Elling (2001) / Comedy-Drama

MPAA Rated: R for language and some sexual content
Running time: 89 min.

Cast: Per Christian Ellefsen, Sven Nordin, Marit Pia Jacobsen, Jorgen Langhelle
Director: Peter Naess
Screenplay: Axel Hellstenius (based on the novel, "Brodre i blodet", by Ingvar Ambjornsen)

Review published February 10, 2002

Elling is a nice little Norwegian comedy that isn't particularly profound or substantial, but is almost impossible to dislike.  It's about a mama's boy named Elling, who finally confronts having to be a man of his own when his mother passes away after taking care of him for the first 40 years of his life.  At first he can't cope at all, and his refusal to perform the simplest of daily functions lands Elling in a mental institution.  It is there he becomes friends with his roommate, Kjelle Bjarne, a much larger man with an obsession for the female form, although himself a virgin.  As an experiment, the duo are placed into a state-funded apartment to see if they can live on their own and function in outside society, and hopefully, overcome their phobias.  Life was so much simpler when Elling had a mother to take care of him, so how can he make decisions for himself when he has never had to before?

Elling was nominated for an Academy Award for Best Foreign language film of 2001, probably because it is one of those crowd-pleasing films that is almost universally liked, much like another film nominated in the same category, Amelie.  It's a very entertaining and endearing film because we enjoy the characters immensely, played to perfection by Ellefsen and Nordin.  Ingvar Ambjornsen's novel provided the basis for the story, adapted by Axel Hellstenius with great attention to character.  The direction by Peter Naess keeps the mood light, while delivering the occasional poignant scene whenever appropriate.

The appeal is probably universal, and it's recommended to anyone who doesn't mind reading subtitles or listening to Norwegian dialect. 

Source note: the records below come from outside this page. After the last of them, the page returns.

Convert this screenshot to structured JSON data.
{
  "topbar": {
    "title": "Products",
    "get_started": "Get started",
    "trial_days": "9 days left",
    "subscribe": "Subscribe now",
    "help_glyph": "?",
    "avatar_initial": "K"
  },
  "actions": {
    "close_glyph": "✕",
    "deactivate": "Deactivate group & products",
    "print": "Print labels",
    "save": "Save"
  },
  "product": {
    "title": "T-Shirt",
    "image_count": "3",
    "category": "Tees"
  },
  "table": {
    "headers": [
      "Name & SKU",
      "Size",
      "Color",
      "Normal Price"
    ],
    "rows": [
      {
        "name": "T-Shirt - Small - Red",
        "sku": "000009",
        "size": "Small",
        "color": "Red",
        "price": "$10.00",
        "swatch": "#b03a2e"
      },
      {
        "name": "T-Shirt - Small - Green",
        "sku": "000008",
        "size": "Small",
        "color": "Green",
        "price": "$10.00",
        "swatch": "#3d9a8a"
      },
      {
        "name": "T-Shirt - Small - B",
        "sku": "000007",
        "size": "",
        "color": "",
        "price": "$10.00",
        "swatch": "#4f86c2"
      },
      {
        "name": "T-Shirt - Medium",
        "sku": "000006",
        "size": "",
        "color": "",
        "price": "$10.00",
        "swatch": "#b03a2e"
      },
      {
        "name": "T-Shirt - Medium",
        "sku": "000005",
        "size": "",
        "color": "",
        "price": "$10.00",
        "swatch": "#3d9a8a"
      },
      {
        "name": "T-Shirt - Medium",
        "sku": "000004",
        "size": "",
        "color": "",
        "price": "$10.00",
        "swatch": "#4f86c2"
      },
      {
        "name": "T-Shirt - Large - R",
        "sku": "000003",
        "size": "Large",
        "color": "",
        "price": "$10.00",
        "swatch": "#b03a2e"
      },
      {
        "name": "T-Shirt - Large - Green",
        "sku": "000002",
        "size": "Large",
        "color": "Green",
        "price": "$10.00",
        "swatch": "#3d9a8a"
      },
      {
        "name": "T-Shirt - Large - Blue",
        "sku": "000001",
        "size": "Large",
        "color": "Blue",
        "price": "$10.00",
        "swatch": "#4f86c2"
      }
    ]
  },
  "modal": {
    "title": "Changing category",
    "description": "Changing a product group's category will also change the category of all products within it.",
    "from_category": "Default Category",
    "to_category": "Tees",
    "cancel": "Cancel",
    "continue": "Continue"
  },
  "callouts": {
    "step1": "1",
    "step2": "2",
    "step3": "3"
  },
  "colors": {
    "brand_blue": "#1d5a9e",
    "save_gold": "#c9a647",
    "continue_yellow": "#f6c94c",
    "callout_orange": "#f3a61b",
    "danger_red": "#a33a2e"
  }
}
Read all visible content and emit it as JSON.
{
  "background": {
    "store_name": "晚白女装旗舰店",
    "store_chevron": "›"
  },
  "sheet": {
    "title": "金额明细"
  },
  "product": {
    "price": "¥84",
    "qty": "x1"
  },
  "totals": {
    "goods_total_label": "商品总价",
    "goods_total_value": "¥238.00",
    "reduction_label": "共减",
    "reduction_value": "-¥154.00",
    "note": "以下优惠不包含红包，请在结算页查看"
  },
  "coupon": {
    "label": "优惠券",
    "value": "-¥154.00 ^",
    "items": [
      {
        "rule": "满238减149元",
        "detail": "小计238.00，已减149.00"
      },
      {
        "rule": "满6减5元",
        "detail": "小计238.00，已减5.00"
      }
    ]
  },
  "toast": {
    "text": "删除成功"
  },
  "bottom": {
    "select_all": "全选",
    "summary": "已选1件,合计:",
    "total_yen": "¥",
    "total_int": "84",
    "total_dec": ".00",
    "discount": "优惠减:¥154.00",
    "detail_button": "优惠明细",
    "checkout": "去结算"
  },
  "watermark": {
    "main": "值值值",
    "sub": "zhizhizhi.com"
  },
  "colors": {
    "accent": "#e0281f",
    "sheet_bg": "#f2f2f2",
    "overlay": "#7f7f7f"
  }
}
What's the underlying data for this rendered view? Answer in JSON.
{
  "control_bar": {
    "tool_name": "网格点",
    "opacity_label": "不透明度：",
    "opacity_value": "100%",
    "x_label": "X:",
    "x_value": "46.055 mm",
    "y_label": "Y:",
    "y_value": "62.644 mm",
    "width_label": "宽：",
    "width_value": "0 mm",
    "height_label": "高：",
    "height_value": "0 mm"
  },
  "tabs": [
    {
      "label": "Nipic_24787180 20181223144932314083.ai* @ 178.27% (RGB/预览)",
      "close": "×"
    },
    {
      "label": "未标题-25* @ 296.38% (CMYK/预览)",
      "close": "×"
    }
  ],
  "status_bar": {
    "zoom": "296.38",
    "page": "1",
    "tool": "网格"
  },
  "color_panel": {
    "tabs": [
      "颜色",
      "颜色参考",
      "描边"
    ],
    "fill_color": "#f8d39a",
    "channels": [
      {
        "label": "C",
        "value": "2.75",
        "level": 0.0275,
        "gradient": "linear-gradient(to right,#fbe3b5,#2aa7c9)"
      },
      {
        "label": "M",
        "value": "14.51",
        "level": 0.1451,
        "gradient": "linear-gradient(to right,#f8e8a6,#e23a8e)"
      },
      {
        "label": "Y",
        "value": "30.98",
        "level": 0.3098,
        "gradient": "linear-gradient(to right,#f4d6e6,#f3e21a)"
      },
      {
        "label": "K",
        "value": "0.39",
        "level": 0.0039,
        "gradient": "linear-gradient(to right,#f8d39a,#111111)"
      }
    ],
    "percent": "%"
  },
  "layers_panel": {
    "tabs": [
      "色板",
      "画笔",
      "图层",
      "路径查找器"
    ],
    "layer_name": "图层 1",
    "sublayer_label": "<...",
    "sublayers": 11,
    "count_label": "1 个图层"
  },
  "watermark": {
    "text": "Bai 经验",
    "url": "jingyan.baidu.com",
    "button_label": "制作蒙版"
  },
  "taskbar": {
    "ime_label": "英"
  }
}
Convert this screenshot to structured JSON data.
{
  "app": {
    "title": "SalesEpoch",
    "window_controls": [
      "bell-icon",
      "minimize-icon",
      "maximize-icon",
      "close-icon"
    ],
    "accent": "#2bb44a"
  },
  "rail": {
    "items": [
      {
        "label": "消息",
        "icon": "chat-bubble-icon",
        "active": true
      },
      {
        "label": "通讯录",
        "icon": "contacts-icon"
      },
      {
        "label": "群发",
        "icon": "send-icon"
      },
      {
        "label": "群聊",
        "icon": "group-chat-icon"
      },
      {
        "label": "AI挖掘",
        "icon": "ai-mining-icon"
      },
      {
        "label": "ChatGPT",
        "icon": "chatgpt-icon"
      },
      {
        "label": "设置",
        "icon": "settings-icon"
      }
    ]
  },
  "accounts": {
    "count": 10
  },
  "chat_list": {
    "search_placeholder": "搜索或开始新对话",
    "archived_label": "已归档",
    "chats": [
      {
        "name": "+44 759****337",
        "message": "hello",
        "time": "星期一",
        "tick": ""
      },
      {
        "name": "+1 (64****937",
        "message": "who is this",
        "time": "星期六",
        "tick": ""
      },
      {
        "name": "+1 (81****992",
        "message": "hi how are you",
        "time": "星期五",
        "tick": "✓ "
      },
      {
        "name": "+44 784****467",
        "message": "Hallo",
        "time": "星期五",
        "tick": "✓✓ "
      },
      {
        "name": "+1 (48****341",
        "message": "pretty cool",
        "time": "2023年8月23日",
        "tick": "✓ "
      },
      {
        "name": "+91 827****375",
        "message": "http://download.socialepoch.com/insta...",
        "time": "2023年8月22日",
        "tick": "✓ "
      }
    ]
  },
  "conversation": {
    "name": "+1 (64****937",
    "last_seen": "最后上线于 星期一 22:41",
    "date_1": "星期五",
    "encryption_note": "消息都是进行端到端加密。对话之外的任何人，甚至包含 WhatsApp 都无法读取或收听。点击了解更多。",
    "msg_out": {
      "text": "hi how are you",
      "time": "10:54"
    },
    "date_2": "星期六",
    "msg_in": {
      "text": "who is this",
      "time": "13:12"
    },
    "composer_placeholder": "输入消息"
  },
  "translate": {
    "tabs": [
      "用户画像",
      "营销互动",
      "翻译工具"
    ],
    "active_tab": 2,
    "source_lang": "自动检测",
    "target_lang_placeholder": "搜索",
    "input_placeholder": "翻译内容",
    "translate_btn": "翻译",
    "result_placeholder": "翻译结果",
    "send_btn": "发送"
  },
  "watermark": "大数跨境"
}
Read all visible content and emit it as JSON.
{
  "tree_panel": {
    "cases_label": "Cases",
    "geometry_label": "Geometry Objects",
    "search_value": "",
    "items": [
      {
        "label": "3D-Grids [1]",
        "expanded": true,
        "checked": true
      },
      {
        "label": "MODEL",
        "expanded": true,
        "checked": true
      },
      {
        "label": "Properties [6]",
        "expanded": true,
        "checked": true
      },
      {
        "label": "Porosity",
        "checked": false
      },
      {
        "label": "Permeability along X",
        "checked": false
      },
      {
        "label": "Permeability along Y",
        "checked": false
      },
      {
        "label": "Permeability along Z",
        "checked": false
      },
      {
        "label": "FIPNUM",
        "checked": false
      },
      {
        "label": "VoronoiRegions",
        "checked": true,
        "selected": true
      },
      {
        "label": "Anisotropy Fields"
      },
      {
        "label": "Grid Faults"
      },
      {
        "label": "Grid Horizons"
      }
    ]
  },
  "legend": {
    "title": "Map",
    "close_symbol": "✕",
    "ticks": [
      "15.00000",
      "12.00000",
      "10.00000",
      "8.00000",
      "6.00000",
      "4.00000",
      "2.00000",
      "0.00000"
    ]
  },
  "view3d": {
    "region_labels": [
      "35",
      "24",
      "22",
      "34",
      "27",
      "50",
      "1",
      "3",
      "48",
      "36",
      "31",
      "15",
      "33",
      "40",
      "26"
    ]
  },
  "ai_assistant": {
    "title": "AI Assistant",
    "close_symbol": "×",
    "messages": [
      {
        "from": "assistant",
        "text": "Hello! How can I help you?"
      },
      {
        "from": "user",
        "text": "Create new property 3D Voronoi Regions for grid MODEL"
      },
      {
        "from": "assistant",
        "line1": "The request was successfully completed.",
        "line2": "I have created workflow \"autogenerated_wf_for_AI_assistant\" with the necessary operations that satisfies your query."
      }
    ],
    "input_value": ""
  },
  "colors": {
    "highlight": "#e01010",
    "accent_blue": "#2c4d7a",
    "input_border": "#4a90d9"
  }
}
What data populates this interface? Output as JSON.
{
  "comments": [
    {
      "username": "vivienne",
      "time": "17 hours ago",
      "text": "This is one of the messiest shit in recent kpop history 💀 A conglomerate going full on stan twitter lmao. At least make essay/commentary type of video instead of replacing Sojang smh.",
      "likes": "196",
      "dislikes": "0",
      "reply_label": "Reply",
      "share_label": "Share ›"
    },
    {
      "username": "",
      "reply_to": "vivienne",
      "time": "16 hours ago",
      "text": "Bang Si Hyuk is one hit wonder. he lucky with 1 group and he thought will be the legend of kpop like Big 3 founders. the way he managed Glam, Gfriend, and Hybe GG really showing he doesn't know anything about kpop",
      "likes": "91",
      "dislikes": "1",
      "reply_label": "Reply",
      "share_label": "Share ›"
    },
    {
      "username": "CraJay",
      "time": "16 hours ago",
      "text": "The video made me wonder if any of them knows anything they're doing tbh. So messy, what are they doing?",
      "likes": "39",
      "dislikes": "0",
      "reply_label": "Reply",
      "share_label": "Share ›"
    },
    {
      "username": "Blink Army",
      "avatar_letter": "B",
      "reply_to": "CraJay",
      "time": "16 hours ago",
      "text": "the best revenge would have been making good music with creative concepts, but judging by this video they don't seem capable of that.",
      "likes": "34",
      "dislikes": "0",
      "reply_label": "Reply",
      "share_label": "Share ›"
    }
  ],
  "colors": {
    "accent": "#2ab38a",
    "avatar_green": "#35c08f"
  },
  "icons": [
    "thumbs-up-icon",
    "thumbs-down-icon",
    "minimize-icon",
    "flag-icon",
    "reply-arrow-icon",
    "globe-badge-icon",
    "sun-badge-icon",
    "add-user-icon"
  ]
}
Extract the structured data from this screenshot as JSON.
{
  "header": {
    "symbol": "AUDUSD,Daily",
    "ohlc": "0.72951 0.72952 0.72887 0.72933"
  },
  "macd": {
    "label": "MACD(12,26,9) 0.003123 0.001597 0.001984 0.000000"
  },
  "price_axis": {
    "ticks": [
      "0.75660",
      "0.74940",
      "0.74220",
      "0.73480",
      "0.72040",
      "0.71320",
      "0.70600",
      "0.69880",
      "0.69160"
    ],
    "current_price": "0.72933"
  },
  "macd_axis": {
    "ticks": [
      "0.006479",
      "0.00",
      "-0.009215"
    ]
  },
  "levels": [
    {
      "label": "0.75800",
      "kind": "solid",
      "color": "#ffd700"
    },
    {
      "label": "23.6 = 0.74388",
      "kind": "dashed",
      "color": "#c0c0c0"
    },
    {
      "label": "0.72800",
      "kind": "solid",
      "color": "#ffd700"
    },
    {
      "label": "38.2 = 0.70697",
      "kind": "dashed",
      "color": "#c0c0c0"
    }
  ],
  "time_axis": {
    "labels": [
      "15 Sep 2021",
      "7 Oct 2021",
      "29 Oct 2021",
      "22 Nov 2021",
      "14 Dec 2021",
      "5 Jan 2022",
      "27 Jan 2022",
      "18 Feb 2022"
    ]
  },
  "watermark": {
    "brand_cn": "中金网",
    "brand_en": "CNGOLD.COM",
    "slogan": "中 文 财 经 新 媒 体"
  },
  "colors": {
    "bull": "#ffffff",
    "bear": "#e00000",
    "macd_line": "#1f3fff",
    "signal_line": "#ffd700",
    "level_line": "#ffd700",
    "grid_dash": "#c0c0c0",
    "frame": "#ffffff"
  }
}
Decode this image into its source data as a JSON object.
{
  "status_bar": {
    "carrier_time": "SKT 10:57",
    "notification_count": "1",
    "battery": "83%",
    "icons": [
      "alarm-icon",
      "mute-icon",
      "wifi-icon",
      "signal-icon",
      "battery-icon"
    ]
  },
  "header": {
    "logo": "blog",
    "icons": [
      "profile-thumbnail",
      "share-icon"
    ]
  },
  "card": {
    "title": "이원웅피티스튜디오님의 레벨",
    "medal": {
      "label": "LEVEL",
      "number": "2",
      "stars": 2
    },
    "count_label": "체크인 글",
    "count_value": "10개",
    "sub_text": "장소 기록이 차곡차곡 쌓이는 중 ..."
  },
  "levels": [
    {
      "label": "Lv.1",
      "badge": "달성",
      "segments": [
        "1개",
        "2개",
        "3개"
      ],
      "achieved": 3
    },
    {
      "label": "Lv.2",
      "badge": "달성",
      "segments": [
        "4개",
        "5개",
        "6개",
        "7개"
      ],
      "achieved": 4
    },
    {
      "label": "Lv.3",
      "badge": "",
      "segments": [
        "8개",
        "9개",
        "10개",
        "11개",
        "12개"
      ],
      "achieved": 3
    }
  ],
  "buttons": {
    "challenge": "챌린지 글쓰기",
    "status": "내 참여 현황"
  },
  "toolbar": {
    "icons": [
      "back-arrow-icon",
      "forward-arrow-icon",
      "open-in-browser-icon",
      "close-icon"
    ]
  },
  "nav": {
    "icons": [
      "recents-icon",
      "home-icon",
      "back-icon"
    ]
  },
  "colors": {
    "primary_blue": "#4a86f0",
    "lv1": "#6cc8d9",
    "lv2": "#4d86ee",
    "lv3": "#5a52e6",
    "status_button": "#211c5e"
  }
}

-- Followed by More Elling (2003) and Elsk meg i morgen (2005).

Qwipster's rating:

2002 Vince Leo